Turn large, empty containers upside down so that water doesn’t collect inside. Untwist and untangle hoses, and then wind them into a neat circle and place them inside. This will help protect them against freezing and cracking.
Organize your outdoor tools so you know right where they are when spring arrives. And, cover all your outdoor spigots to protect them against freezing.
Give Your Patio Floor Some TLC
Like washing your kitchen floor, it’s a good idea to remove the summer and fall grit from your patio before winter sets in. Power wash the base of your patio to easily cut through the dirt and debris that’s built up. If you have pavers, now’s a good time to weed between the cracks and apply new sand.
Clean the Grill
Whether you’re a winter griller or not, fall’s not a bad time to give your grill a little TLC. After all, it works hard helping you cook up some delicious food. Fire it up for several minutes to help burn off any residue. Turn it off and use a ball of aluminum foil to scrape off any stubborn bits. (You might want to use tongs to hold the aluminum ball.) Finally, after your grill has cooled, wash the outside with soapy water to remove any grime.
What Are the Effects of Leaving Patio Furniture Out All Year?
This is the question we see the most: Can you leave your furniture outside all winter? Yes, you can. The fabrics and frames are high quality and they were built with the elements in mind. But, with that being said, there are some things that can happen to your furniture when you leave it outside to battle the wind, snow, and rain, and it doesn’t matter how well the outdoor furniture is built.
The Lifespan Will Decrease – While your outdoor furniture will likely survive the winter, the materials will still take a beating. With the winds and snowfall seen in the KC Metro, it is inevitable. By bringing your furniture inside, you can eliminate this wear and tear and greatly extend your high-end patio furniture’s lifespan.

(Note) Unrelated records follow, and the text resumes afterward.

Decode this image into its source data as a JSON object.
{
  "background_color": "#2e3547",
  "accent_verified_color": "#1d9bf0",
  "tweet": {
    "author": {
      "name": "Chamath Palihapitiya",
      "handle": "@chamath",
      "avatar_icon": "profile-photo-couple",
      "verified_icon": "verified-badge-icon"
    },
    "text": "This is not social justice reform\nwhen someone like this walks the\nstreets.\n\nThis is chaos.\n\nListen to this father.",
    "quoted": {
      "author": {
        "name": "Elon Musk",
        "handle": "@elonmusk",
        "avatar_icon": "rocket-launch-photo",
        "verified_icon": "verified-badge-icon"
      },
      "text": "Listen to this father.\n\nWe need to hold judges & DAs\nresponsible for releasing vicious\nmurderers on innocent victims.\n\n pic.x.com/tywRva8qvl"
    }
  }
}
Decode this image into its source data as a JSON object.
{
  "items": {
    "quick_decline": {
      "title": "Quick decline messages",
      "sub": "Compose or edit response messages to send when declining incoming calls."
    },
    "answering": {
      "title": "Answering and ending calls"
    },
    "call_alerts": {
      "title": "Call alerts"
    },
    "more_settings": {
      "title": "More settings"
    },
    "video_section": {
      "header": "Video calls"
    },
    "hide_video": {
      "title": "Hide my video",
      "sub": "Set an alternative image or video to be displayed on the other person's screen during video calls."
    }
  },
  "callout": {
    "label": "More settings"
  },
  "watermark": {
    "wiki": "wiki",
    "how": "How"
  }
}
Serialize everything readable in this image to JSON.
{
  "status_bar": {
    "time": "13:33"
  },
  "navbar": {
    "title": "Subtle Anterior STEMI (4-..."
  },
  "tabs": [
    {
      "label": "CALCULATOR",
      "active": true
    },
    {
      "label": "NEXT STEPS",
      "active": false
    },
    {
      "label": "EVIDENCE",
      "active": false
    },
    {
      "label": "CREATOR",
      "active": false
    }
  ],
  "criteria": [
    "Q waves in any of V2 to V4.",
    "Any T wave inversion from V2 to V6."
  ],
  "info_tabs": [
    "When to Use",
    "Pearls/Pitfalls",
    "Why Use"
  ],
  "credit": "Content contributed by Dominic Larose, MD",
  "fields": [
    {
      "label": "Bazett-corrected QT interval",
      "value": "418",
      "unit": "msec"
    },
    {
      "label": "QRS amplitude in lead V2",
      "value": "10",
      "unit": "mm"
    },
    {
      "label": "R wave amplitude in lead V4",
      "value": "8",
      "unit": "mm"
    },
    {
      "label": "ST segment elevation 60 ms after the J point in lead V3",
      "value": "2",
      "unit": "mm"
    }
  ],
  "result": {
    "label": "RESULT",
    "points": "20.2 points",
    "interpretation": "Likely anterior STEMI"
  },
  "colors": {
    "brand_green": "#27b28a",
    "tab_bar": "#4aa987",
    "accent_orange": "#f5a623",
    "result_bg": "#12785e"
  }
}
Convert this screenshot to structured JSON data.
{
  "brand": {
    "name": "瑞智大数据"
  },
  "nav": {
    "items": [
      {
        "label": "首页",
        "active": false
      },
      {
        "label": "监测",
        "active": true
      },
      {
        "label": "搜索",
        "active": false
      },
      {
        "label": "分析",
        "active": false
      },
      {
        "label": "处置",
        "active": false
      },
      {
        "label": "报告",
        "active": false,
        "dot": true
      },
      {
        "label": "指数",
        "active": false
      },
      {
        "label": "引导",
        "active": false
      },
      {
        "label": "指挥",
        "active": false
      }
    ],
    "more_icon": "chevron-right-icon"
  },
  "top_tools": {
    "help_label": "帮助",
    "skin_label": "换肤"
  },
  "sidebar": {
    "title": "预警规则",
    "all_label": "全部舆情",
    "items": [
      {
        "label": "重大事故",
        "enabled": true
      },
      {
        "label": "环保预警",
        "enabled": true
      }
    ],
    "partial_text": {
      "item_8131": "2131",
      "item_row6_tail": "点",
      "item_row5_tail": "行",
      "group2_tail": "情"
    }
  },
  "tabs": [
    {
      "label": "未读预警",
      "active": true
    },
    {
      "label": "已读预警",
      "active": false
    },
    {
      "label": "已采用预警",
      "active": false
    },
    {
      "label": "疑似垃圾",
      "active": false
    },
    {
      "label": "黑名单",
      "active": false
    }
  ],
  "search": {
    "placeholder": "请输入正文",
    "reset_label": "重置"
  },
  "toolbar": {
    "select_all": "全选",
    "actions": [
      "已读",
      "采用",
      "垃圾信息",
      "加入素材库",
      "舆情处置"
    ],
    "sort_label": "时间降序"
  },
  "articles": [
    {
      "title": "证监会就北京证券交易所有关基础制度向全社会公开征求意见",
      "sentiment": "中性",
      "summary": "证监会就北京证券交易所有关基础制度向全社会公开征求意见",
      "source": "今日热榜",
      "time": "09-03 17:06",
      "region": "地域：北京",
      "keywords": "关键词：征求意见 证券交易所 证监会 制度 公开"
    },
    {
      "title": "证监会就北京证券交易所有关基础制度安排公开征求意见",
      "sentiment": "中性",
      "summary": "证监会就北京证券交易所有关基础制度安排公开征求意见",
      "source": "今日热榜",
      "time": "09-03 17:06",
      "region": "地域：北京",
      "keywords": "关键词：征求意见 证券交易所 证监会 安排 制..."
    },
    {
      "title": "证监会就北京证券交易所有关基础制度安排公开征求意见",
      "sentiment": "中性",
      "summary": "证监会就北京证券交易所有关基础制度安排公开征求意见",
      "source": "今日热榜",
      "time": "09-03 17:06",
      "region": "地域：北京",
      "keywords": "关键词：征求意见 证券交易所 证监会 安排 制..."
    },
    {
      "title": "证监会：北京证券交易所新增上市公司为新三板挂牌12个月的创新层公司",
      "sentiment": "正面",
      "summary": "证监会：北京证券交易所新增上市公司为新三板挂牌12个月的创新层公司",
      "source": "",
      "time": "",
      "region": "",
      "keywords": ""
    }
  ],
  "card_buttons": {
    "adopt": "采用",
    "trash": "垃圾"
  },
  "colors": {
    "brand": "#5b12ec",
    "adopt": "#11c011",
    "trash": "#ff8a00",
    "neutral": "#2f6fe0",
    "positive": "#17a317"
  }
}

The Outdoor Furniture Will Get Filthy – As you can imagine, with full exposure to the elements, anything left outside will get covered in dirt, mud, grime, and anything else the wind blows in. So, when it does come time to use your patio furniture again, you will first have to dedicate several hours to cleaning it up.
There Is a Risk of Damage or Theft – When you leave your outdoor furniture outside, you also put it at risk of being stolen or getting damaged. A strong windstorm could blow it away, or a heavy snowfall could ruin the cushions.